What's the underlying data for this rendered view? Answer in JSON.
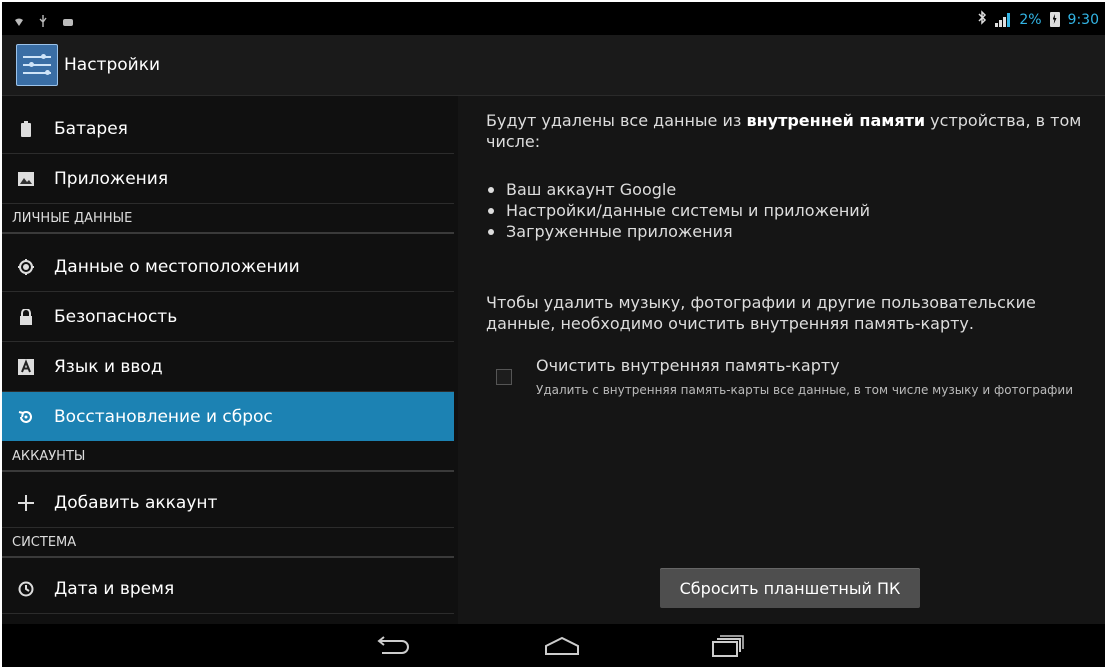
{
  "status_bar": {
    "battery_percent": "2%",
    "time": "9:30",
    "icons": [
      "wifi-icon",
      "usb-icon",
      "android-debug-icon",
      "bluetooth-icon",
      "signal-icon",
      "battery-charging-icon"
    ]
  },
  "action_bar": {
    "title": "Настройки",
    "icon": "settings-sliders-icon"
  },
  "sidebar": {
    "items": [
      {
        "label": "Батарея",
        "icon": "battery-icon"
      },
      {
        "label": "Приложения",
        "icon": "apps-image-icon"
      },
      {
        "category": "ЛИЧНЫЕ ДАННЫЕ"
      },
      {
        "label": "Данные о местоположении",
        "icon": "location-icon"
      },
      {
        "label": "Безопасность",
        "icon": "lock-icon"
      },
      {
        "label": "Язык и ввод",
        "icon": "keyboard-a-icon"
      },
      {
        "label": "Восстановление и сброс",
        "icon": "restore-icon",
        "active": true
      },
      {
        "category": "АККАУНТЫ"
      },
      {
        "label": "Добавить аккаунт",
        "icon": "plus-icon"
      },
      {
        "category": "СИСТЕМА"
      },
      {
        "label": "Дата и время",
        "icon": "clock-icon"
      }
    ]
  },
  "content": {
    "intro_prefix": "Будут удалены все данные из ",
    "intro_bold": "внутренней памяти",
    "intro_suffix": " устройства, в том числе:",
    "bullets": [
      "Ваш аккаунт Google",
      "Настройки/данные системы и приложений",
      "Загруженные приложения"
    ],
    "note": "Чтобы удалить музыку, фотографии и другие пользовательские данные, необходимо очистить внутренняя память-карту.",
    "checkbox": {
      "title": "Очистить внутренняя память-карту",
      "subtitle": "Удалить с внутренняя память-карты все данные, в том числе музыку и фотографии",
      "checked": false
    },
    "reset_button": "Сбросить планшетный ПК"
  },
  "colors": {
    "accent": "#1c82b3",
    "status_accent": "#33b5e5"
  }
}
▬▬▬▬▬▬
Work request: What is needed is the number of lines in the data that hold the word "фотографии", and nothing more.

Exercise answer: 2